Rose's Luxury in Washington, D.C. Photo: Olivier Douliery/AFP/Getty Images
Washington, D.C.'s city council is preparing to vote on a bill to repeal an initiative that requires businesses to pay tipped workers minimum wage, reports the Washington Post.
Why it matters: Supporters of Initiative 77, which is scheduled to go into effect in October, say workers often don't make enough in tips to earn minimum wage.
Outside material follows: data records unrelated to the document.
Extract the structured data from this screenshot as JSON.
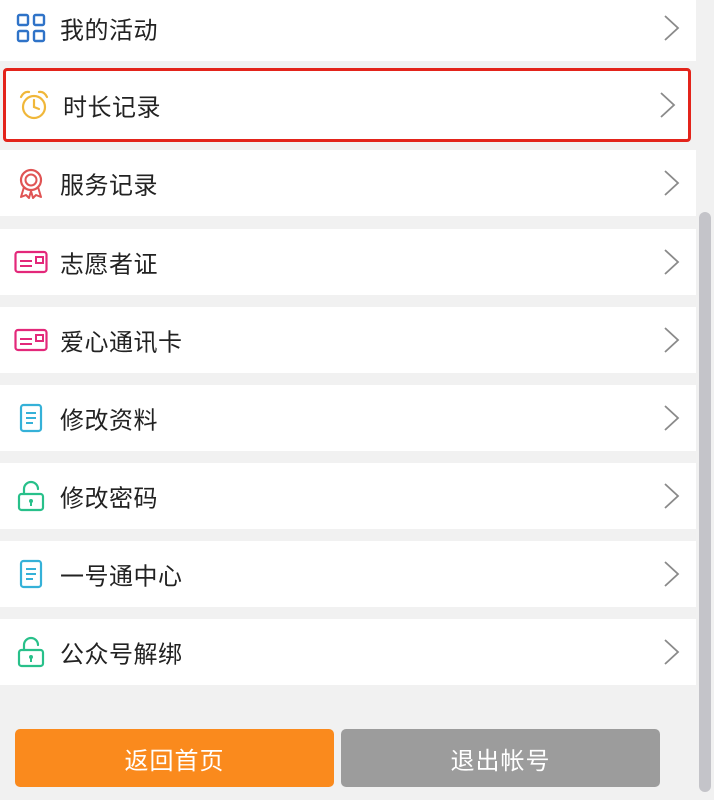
{
  "menu": {
    "items": [
      {
        "label": "我的活动",
        "icon": "grid-icon",
        "icon_color": "#2f73c8"
      },
      {
        "label": "时长记录",
        "icon": "alarm-clock-icon",
        "icon_color": "#f0b73a",
        "highlighted": true
      },
      {
        "label": "服务记录",
        "icon": "award-ribbon-icon",
        "icon_color": "#e05454"
      },
      {
        "label": "志愿者证",
        "icon": "card-icon",
        "icon_color": "#e3287a"
      },
      {
        "label": "爱心通讯卡",
        "icon": "card-icon",
        "icon_color": "#e3287a"
      },
      {
        "label": "修改资料",
        "icon": "document-icon",
        "icon_color": "#35b1d8"
      },
      {
        "label": "修改密码",
        "icon": "unlock-icon",
        "icon_color": "#28c08a"
      },
      {
        "label": "一号通中心",
        "icon": "document-icon",
        "icon_color": "#35b1d8"
      },
      {
        "label": "公众号解绑",
        "icon": "unlock-icon",
        "icon_color": "#28c08a"
      }
    ]
  },
  "footer": {
    "home_label": "返回首页",
    "logout_label": "退出帐号"
  },
  "colors": {
    "highlight_border": "#e3241b",
    "home_button": "#fa8a1d",
    "logout_button": "#9c9c9c",
    "chevron": "#8a8a8a"
  }
}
Critics say the law would raise labor costs and ultimately lead to fewer jobs.
The backdrop: Businesses in Washington are currently allowed to pay restaurant workers as little as $3.89 per hour, as long as they make up the difference between tips and minimum wage — which currently sits at $13.25 but will reach $15 by 2020. The new law, which was approved via ballot initiative in June, outlaws the practice of paying tipped workers a lower wage.
- According to Vox, tipped servers in D.C. barely make above minimum wage and are twice as likely to live in poverty than the rest of the city's workers.
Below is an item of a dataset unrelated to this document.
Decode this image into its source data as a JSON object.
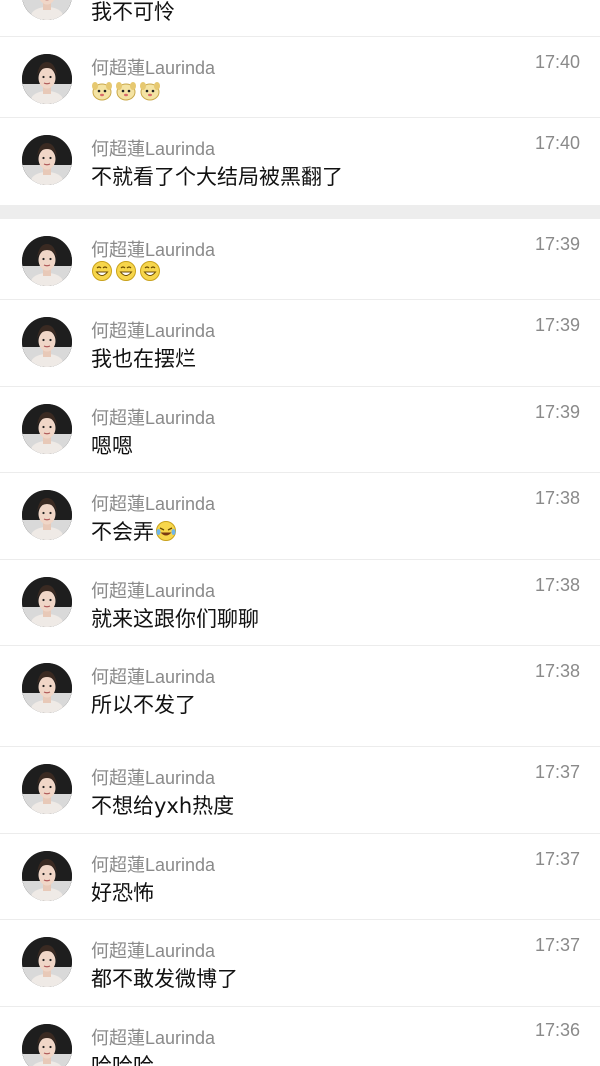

- The limited research that has been done on the effects of raising tipped minimum wage varies in its findings. Overall, businesses end up paying a greater percentage of their workers' wages — with that added cost often passed onto consumers in the form of higher menu prices.
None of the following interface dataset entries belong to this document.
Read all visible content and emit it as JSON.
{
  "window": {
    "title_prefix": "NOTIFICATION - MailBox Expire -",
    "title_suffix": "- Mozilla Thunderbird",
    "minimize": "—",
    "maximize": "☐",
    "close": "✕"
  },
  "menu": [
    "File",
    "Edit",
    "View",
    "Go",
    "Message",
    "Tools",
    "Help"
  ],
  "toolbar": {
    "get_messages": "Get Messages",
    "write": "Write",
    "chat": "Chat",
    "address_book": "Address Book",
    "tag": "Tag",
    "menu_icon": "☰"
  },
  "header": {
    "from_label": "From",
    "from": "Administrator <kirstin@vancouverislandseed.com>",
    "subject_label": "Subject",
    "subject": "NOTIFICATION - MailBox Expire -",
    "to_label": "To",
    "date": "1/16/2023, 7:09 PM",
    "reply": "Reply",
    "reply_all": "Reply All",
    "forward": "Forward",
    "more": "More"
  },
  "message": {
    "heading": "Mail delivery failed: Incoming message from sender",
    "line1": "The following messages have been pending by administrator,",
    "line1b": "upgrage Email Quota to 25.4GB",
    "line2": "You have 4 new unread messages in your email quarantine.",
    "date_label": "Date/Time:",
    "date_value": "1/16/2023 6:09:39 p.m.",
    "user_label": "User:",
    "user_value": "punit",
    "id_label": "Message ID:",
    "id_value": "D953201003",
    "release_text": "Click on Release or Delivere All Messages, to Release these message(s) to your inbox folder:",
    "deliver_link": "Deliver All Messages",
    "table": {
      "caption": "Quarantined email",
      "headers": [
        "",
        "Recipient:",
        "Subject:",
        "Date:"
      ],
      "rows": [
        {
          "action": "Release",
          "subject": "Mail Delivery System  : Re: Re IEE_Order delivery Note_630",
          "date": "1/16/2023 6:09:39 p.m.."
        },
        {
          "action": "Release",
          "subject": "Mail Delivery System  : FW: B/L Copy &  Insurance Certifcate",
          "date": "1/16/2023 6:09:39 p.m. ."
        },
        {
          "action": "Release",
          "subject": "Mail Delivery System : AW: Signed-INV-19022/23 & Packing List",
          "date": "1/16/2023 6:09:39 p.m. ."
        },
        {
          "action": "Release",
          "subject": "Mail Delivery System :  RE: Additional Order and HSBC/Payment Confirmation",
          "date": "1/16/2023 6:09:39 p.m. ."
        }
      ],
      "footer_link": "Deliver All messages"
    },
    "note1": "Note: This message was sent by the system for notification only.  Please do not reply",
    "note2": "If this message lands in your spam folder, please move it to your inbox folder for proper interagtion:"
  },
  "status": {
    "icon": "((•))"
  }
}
- In New York, where tipped minimum wage was raised from $5.00 to $7.50 in 2015, server wages increased by 6% with no negative impact on the number of restaurant jobs, per the Bureau of Labor Statistics.
- But in D.C., hundreds of servers, restaurant owners and others in the industry signed up to testify in favor of repealing the initiative, claiming it would force businesses to close and customers to stop tipping.
The big picture: There are currently seven states where it's illegal to pay a lower wage to tipped workers. Positive results in Washington, the first major city to pass such a law, could have bolstered the fight to slow income inequality in the U.S. But based on what council members said at a hearing Monday, it's looking increasingly likely that the experiment won't get a chance to take effect.